When adopting a dog, especially if it comes from a kennel or has been saved from the road, it is important to know the dog’s age so as to adjust accordingly to the food and care it needs to do. It is very important to calculate the age of a dog also to start a proper vaccination program, as you can see in this article: Vaccines for Dogs: what are they and when to do them
There are many people to know the years of a dog in relation to those of a human being, they make a simple multiplication for seven, so if a dog is 3 years old can be compared to a 21-year-old … but this is incorrect, and you will find out in this article.
We will explain how to calculate the age of a dog based on teeth and other physical factors, and how to compare the age of a dog to human time with precision.
How to Calculate the Age of a Dog
The safest way to know the approximate age of a dog is to look closely at his teeth, which show some peculiarities in each stage of life.
So, to count your dog’s years more or less accurate, just look at your teeth and check the following:
- 2 – 3 weeks: they have no teeth yet
- 4 – 5 weeks: the first milk teeth begin to emerge
- 5 – 6 weeks: the incisors and premolars begin to emerge
- 7 – 8 weeks: the dog already has all the dairy teeth (twenty-eight) and there will be no changes for another four months
- 4 to 5 months: milk teeth begin to fall and the permanent ones begin to spin
- 6 to 8 months: the dog already has all the teeth (forty-two), very white and shiny
- 2 – 4 years: the teeth begin to become slightly yellow and have a bit of tartar
- 5 to 9 years: the presence of the tartar is more evident and the teeth are more yellowish
- 10 to 15 years: the presence of the tartar accentuates and may lack teeth. Their color is darker
If you want to read more, read this article: Dental Period in Dogs
Evaluating the general physical shape and muscle tone of the dog will give us an additional idea of the approximate age of a dog that can be, especially at a young age.
- Eyes: Bright eyes, no tears or secretions are more common in young dogs. The opaque eyes can cause cataracts in an older dog.
- Musculature: As in men, muscles lose volume and tone over the years. This is a clear sign of the dog’s age.
- Behavior: Adult and older dogs begin to be less active, and generally more irritable. Also, they may start having different behaviors when it comes to going out for a walk, sleeping more, not recognizing family members, etc.
- The hair: the puppies have a silky hair and very similar to the plush. A young dog will have the hair soft and up, while an adult dog usually has a coarse coat and sometimes has some white stains near the nose.
Dog Years Vs Human Years
Most people, to equalize the dog’s years with those of humans, make a simple multiplication of the dog’s years by seven. So if a dog is two years old, many people think that they are equivalent to the 14-year-old human (2 x 7 = 14). But this formula is not always correct.

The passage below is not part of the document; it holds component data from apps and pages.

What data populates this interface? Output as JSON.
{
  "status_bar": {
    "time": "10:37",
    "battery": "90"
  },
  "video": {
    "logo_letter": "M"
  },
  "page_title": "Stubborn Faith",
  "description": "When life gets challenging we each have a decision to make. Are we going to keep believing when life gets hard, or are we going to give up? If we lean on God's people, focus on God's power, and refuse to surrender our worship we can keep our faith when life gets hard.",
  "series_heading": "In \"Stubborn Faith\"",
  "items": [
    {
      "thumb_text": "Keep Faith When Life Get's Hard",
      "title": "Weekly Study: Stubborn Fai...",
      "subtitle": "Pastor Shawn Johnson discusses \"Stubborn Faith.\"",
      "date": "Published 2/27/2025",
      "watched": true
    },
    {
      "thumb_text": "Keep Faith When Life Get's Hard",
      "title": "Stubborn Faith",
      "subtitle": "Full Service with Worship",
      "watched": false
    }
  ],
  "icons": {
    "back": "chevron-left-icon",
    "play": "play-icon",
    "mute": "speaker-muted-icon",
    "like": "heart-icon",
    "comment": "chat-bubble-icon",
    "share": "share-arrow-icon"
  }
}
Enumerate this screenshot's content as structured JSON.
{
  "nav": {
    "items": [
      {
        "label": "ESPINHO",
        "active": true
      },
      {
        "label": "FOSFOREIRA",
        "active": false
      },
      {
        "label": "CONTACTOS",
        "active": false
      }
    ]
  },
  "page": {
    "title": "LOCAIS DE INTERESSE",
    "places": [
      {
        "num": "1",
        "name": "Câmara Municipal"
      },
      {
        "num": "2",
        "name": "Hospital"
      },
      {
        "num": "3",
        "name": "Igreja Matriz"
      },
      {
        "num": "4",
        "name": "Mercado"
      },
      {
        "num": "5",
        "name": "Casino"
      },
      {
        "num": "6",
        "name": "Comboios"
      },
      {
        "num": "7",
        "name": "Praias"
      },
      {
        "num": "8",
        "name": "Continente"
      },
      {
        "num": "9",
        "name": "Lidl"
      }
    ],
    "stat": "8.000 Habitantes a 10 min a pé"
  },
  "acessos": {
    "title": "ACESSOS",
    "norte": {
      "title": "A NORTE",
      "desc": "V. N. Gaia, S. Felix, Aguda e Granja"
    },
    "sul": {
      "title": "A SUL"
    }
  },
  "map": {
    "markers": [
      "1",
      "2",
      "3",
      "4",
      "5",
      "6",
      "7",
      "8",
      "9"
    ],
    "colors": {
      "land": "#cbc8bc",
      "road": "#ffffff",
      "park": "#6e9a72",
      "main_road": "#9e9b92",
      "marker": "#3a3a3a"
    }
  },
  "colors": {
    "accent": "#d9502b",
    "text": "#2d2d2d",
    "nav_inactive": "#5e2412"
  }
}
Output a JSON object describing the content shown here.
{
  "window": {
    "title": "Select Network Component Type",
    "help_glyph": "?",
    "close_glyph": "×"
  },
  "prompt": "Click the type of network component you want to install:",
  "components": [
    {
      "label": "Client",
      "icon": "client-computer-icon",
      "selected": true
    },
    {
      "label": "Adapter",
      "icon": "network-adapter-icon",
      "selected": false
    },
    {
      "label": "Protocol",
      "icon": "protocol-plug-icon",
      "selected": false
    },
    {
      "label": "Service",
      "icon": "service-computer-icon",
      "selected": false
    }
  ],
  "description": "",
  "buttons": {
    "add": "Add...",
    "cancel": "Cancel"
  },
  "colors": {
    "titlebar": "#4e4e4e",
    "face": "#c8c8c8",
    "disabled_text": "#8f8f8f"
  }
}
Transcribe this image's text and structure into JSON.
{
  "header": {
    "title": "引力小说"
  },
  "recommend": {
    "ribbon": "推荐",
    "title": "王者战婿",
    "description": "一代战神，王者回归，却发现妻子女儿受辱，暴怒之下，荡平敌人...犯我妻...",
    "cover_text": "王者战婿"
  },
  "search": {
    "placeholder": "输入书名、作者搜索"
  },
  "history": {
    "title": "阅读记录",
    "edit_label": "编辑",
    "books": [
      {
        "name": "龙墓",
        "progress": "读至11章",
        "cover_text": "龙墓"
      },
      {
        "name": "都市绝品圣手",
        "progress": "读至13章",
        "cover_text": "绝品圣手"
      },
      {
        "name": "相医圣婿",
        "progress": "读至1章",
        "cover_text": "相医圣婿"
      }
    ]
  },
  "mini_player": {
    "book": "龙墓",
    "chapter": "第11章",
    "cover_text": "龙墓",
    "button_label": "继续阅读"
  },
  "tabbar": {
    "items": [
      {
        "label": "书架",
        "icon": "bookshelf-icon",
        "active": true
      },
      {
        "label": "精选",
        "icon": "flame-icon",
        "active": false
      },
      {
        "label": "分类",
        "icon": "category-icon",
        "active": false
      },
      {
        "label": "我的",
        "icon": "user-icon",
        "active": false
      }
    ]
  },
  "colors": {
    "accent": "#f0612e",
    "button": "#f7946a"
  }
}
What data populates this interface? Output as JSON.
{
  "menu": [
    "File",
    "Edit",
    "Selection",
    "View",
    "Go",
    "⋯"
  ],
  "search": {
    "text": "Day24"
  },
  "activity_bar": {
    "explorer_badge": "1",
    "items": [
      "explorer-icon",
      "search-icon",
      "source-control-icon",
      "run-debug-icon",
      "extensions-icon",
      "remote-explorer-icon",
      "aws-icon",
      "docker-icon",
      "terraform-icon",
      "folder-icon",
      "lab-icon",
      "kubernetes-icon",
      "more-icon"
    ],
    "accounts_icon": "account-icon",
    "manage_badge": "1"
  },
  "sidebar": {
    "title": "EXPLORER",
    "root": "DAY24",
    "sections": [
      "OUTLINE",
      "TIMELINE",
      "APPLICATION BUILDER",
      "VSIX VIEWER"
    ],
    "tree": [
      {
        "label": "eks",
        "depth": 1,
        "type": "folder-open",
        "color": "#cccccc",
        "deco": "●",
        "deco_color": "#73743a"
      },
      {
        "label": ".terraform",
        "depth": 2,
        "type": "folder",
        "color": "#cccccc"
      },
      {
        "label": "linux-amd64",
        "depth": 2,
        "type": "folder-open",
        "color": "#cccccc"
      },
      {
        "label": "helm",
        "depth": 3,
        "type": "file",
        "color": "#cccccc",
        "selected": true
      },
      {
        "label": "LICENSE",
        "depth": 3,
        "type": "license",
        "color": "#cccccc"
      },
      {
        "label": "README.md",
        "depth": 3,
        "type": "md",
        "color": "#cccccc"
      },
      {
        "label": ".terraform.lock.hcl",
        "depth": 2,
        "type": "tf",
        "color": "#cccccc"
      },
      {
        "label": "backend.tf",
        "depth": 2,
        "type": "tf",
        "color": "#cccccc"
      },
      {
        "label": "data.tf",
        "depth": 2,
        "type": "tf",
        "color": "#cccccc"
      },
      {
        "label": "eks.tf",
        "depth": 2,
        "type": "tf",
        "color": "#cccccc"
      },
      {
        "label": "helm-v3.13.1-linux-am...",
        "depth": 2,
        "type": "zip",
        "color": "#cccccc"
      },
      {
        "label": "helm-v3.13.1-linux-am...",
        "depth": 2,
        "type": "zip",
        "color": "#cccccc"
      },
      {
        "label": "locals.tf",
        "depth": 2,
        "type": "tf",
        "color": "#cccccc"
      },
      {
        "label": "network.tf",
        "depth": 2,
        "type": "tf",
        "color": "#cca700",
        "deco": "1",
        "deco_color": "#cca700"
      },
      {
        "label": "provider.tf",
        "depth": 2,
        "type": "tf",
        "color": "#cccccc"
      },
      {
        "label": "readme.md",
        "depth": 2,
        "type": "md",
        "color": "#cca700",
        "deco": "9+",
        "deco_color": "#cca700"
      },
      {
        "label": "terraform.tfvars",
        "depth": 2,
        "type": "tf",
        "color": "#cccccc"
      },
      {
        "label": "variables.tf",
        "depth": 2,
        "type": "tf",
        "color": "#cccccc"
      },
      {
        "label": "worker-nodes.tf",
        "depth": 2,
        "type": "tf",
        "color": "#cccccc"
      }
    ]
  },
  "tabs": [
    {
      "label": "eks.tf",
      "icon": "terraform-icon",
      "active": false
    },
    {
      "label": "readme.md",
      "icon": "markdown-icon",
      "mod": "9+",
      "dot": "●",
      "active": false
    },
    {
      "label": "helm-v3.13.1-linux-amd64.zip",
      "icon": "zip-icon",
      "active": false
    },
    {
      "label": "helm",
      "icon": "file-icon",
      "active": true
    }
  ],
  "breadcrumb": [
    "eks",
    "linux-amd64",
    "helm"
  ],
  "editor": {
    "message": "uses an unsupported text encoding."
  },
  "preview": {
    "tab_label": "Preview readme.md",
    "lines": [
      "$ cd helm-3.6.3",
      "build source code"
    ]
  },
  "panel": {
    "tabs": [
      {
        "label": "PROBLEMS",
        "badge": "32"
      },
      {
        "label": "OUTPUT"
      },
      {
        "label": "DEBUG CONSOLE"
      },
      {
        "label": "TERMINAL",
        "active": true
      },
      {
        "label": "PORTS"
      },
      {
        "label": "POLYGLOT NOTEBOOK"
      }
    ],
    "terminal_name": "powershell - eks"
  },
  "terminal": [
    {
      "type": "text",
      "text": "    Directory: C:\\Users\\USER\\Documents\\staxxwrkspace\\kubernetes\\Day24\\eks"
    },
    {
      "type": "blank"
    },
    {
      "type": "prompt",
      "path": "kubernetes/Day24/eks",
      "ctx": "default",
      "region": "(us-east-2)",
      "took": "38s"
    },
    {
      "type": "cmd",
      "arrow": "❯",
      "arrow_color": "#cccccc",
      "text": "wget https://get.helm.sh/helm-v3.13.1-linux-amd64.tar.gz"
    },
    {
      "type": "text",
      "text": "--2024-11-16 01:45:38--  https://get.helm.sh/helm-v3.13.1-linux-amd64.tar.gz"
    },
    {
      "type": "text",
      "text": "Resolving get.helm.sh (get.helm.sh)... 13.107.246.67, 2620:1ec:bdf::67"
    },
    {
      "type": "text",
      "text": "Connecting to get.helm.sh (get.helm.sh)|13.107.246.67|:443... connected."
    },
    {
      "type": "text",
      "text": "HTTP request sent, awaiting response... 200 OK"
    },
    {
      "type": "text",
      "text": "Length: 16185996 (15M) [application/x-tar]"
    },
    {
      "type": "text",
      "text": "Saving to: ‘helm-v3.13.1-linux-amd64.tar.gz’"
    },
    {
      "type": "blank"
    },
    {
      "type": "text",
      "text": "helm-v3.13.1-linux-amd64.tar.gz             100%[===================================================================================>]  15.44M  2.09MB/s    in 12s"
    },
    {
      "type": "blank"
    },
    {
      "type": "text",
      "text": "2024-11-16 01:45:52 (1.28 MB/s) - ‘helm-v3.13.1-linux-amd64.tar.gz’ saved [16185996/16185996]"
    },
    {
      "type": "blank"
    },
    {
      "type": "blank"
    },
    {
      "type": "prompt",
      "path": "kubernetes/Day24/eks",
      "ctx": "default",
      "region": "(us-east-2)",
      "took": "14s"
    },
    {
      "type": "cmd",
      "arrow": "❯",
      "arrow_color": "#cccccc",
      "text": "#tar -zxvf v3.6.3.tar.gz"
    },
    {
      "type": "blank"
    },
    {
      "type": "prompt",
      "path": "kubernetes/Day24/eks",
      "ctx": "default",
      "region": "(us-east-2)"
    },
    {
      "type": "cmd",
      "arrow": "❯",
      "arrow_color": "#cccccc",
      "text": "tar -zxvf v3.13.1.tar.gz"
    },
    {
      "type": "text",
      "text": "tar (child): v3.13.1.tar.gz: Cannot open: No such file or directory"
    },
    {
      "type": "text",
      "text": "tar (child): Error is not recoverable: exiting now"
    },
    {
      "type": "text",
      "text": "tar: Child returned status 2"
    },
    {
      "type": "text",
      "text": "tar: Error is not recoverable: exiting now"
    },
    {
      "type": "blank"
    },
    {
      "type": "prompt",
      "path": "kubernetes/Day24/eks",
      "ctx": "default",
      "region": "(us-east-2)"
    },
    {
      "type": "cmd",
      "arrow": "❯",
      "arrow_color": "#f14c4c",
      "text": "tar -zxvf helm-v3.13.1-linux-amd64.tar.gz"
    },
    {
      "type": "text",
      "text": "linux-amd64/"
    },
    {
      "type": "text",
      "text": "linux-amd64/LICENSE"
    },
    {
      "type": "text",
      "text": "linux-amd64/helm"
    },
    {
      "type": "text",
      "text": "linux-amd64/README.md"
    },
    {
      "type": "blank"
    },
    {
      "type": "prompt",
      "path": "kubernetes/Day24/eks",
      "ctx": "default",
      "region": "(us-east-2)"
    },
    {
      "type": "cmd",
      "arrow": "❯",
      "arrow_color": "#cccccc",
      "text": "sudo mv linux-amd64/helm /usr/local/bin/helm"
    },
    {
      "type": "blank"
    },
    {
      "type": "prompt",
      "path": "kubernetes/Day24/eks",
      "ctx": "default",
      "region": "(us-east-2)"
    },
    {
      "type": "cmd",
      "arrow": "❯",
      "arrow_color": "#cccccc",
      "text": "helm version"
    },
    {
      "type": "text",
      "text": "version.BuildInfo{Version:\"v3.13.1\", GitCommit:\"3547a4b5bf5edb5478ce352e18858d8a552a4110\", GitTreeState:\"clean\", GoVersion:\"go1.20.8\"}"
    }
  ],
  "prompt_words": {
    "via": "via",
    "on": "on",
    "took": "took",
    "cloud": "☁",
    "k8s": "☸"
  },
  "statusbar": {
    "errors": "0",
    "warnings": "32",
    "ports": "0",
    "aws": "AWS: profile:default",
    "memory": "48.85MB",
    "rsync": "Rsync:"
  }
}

Not all dogs have the same life expectancy. Small-sized dogs live on average 15 years while larger-sized dogs have an average life of 10 years.
Of course, everything links to the environment and the health of the animal … and a better quality of life corresponds to a greater expectation of life.
The right thing would be to make a fair division if a human being has an average life expectancy of eighty; we have to divide this figure from the actual expectation of a dog’s life. As the smaller dogs live on average 15 years, we should use the multiple of 5.3 (80 divided 15 = 5.3).
So if your dog belongs to a small breed, to know how much your age are in human years you will have to multiply your years by 5.3.
If the dog is 5 years old, it is comparable to a 26-year-old (5 x 5, 3 = 26.5), if the dog is 2 years old, it is comparable to a 10-year-old person (2 x 5.3 = 10.6).
The large dogs have a shorter life, averaging 10 years. So if we divide 80 (average life years for a human) with 10 (average life years of a big dog), we should use the multiple of 8 (80 divided by 10 = 8).
So if you have a big, big dog and is 2 years old, it could be compared to a 16-year-old teenager (2 x 8 = 16), and if your dog reached the age of 5 it could be compared to an adult man 40 years (5 x 8 = 40).
To say the truth, equating the dog’s years with those of humans is a rather bizarre idea, also because dogs have a very different evolutionary system than that of humans. To give you an idea, a one-year-old dog would be at the stage of puberty, and two or three years old would already be in the adult phase of a human being.
In conclusion about the age of a dog, we can say that small dogs begin to age to 11-12 years, middle-aged dogs 9-10 years, and large dogs 7-8 years old. In general, at the age of eight, we can say that a dog begins to enter his “third age”, that is, an advanced age.